◆ WHAT YOU WILL DO: Where a line below holds the string "test", that line goes into the answer.

■ ■ ■ ■

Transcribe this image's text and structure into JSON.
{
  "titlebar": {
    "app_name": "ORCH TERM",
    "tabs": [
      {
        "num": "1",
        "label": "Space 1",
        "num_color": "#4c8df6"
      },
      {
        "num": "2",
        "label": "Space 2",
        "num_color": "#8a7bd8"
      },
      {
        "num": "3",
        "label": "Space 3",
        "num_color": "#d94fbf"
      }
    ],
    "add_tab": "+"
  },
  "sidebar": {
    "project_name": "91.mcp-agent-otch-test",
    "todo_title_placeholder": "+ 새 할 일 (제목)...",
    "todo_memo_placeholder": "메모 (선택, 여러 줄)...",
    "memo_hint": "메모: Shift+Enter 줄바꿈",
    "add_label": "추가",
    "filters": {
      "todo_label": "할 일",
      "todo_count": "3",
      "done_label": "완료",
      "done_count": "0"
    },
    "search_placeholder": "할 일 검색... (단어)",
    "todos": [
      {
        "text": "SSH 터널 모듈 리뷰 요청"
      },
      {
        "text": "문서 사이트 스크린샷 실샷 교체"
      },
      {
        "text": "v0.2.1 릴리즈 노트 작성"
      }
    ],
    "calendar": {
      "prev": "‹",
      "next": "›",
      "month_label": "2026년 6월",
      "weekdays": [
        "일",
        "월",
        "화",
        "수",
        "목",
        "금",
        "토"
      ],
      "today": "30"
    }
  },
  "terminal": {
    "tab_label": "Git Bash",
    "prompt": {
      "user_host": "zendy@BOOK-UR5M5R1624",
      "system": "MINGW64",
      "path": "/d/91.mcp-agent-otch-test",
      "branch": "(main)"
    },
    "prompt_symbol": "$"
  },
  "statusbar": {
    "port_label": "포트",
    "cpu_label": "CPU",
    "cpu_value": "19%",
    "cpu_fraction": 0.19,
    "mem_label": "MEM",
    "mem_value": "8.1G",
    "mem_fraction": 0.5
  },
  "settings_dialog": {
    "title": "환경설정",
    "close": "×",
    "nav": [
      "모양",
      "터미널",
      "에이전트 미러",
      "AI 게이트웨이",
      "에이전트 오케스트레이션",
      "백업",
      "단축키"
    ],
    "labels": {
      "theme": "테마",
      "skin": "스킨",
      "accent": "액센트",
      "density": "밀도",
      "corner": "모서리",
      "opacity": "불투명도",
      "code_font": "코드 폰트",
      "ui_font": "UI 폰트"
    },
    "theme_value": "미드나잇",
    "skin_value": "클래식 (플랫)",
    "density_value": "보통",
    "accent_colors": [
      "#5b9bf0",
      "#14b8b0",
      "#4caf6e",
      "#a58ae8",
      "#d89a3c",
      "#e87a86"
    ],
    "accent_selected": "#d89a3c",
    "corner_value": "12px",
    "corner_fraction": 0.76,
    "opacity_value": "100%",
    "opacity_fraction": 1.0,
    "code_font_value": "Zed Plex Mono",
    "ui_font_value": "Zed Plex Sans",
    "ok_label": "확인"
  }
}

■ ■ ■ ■

◆ ANSWER TO THE EXERCISE:
    "project_name": "91.mcp-agent-otch-test",
      "path": "/d/91.mcp-agent-otch-test",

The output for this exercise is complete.